What the exercise asks:
In the entries below, count the lines that hold the string "JSON" and state only that count.

Dataset records:
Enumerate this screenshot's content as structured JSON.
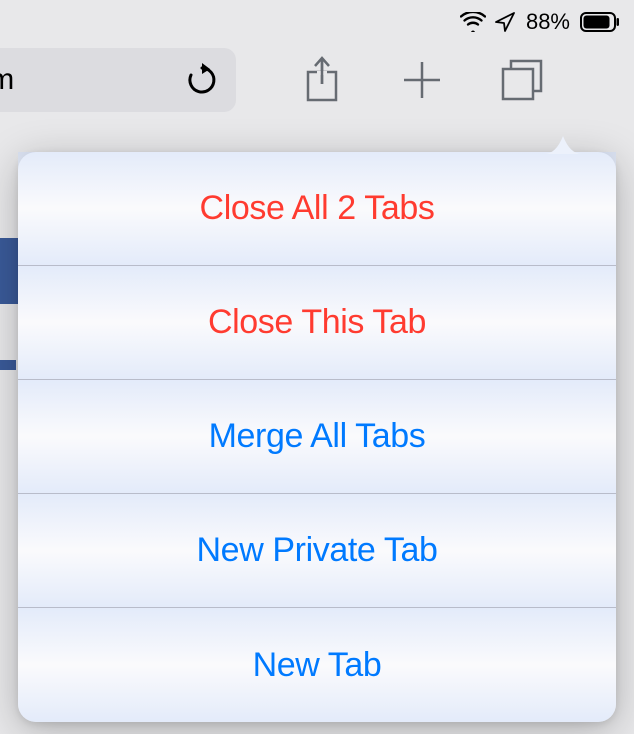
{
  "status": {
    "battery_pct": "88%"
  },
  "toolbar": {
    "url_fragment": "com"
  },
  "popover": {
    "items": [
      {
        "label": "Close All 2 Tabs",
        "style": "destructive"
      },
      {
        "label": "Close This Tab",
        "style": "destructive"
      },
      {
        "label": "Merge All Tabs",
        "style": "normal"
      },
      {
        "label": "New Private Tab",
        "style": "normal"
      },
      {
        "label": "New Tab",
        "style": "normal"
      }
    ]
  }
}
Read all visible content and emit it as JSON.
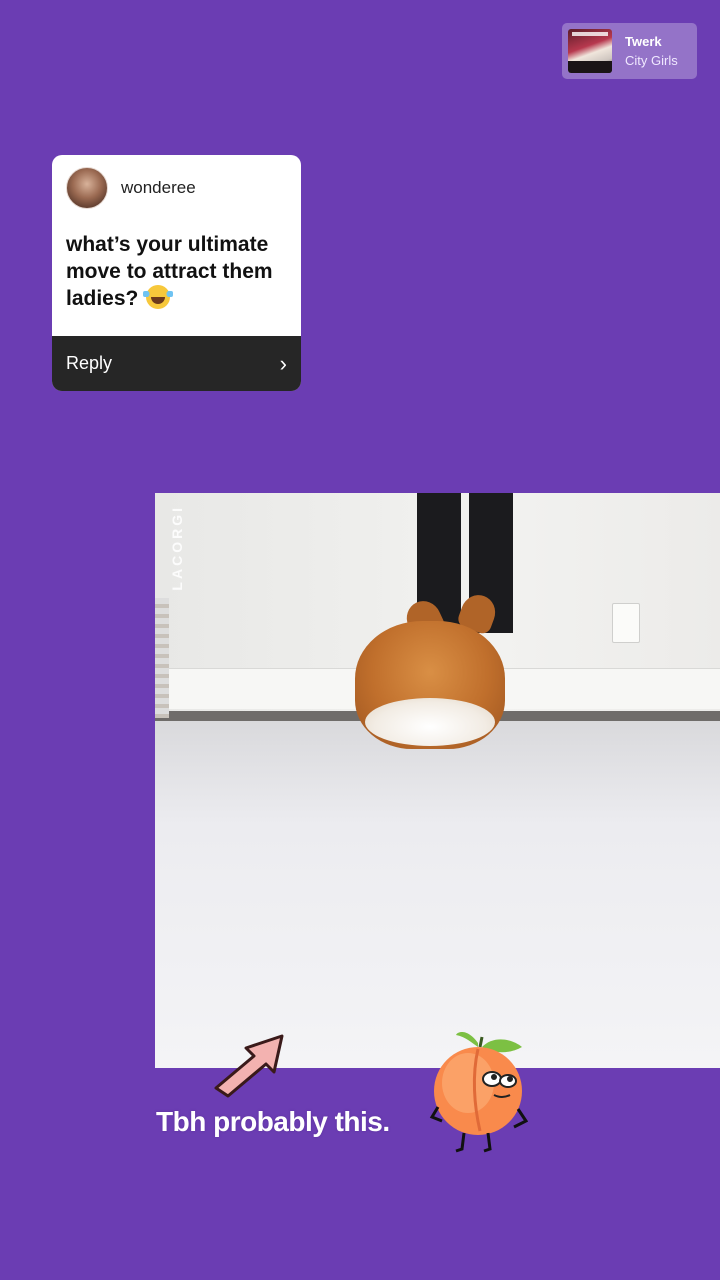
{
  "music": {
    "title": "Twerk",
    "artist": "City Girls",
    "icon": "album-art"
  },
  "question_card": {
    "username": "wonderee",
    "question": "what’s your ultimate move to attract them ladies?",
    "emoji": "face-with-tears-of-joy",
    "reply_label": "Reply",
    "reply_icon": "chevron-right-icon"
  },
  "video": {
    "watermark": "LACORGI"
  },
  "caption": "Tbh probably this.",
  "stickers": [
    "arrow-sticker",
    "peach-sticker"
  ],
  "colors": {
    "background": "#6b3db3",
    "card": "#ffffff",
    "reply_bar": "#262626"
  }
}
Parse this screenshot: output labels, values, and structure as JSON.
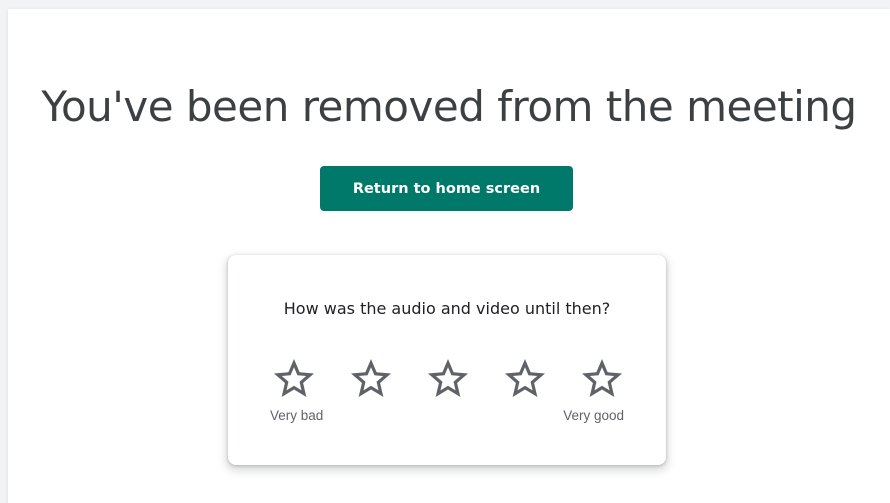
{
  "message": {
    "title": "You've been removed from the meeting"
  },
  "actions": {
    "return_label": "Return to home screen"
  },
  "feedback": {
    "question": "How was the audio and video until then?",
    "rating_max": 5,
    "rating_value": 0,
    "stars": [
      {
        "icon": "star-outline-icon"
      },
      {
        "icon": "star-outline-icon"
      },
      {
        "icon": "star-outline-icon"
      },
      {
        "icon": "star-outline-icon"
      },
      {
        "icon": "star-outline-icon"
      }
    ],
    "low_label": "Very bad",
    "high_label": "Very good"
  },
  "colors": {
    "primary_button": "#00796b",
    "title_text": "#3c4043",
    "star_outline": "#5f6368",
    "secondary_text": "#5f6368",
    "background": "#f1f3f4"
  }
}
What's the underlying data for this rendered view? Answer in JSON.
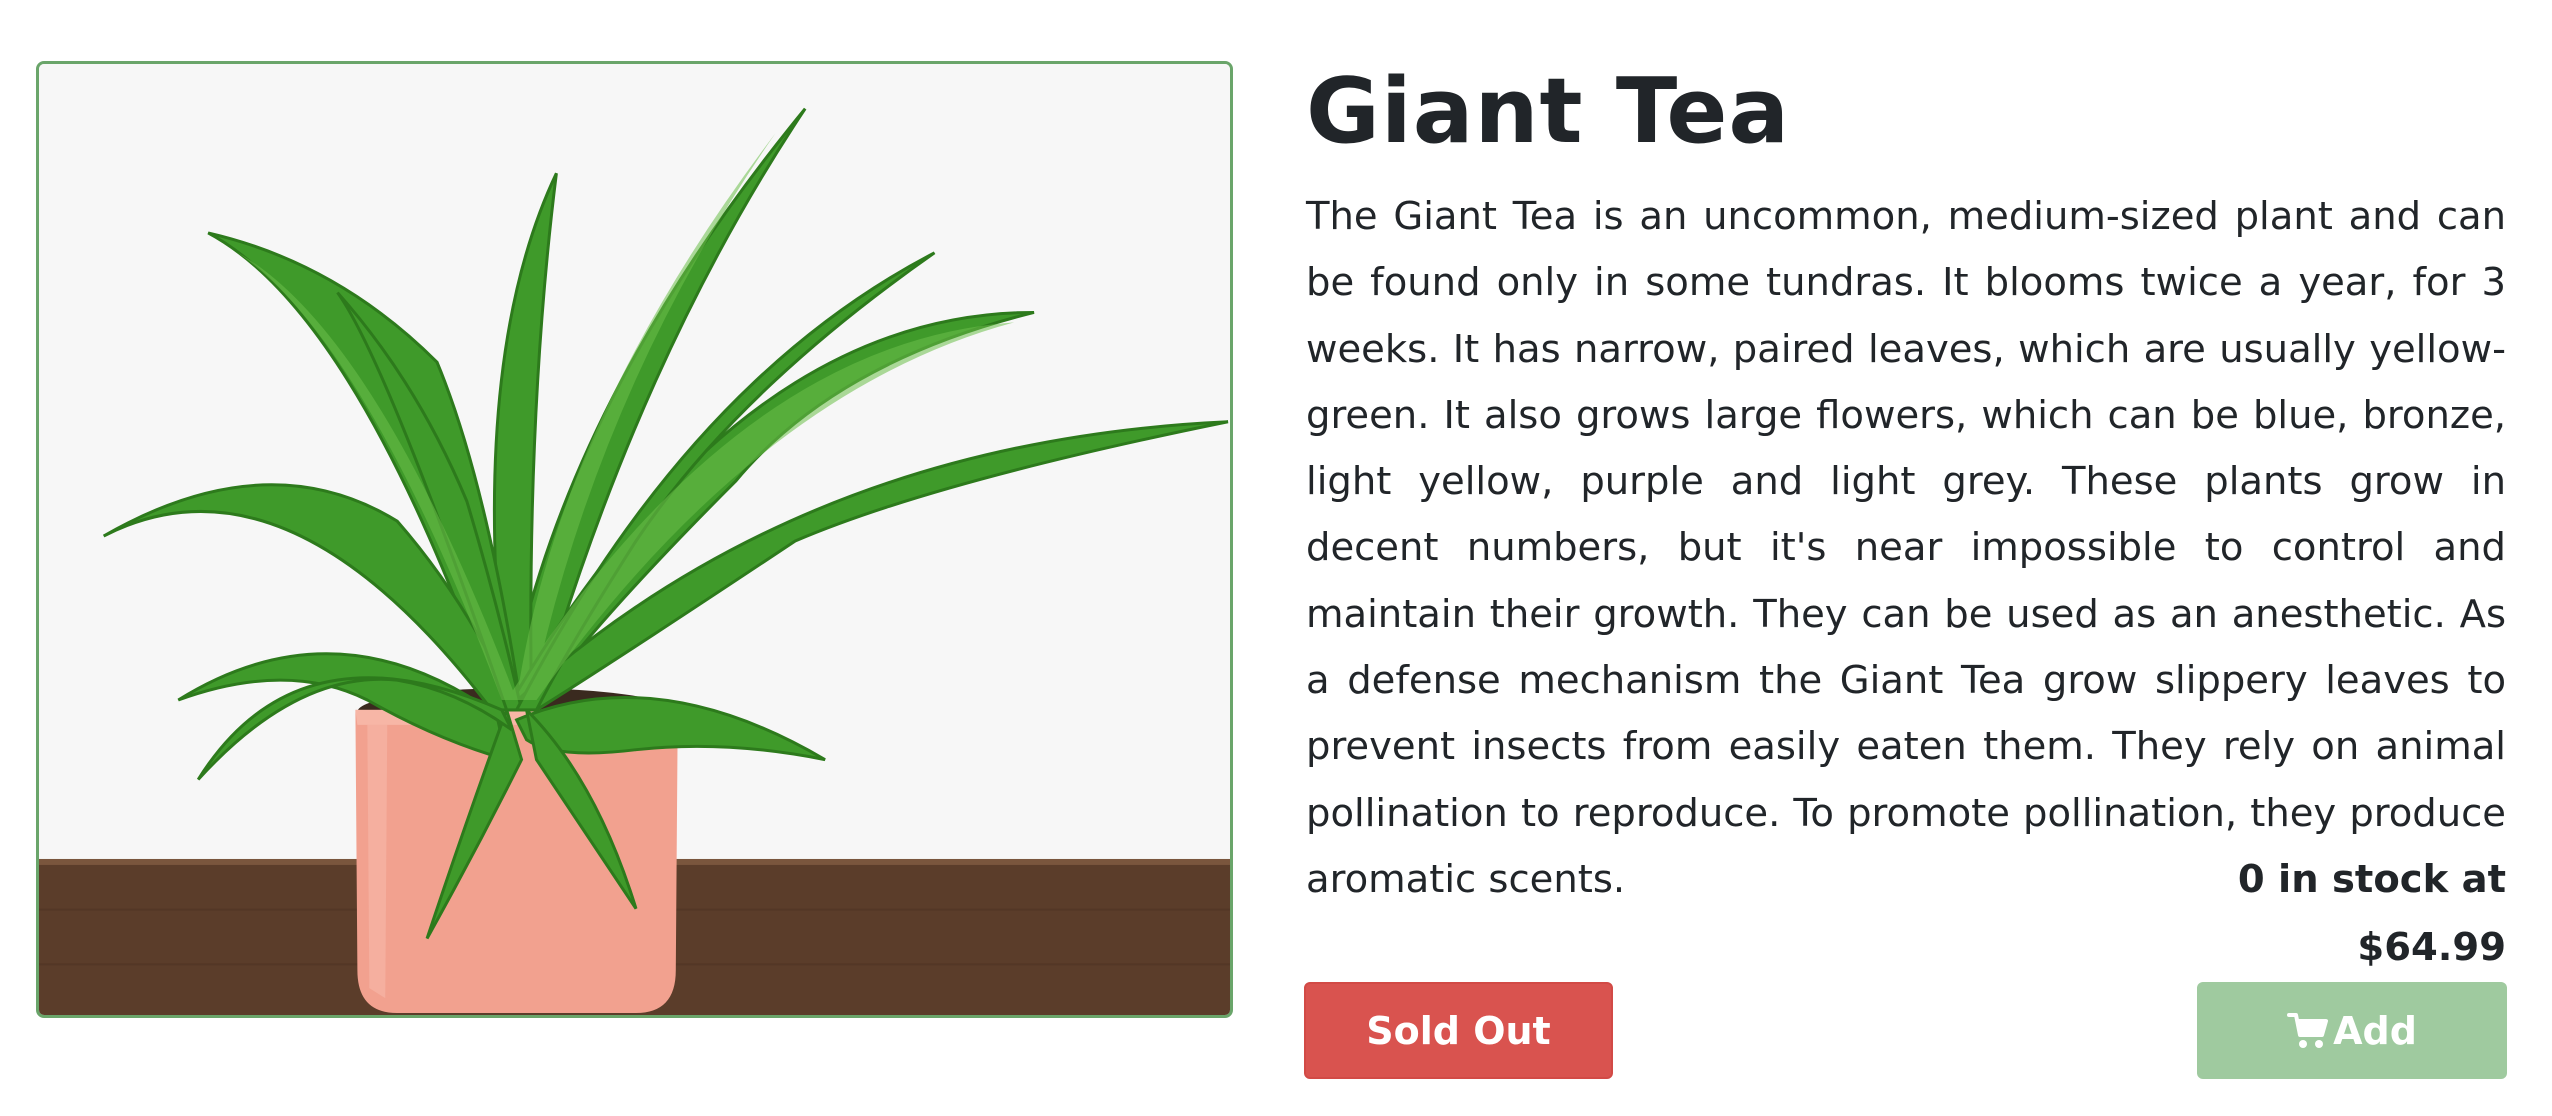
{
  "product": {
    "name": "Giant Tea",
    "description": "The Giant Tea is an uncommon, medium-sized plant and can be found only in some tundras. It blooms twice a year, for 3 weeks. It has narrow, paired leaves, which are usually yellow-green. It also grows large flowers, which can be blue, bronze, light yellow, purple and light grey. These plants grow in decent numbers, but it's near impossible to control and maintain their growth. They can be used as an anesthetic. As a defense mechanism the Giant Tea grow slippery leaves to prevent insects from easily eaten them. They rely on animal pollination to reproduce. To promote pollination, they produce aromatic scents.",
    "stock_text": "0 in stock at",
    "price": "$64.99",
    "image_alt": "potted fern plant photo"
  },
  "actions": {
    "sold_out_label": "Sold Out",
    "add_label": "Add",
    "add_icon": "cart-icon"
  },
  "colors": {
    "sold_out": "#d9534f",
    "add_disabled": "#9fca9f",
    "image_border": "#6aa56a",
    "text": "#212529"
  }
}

Expected output:
4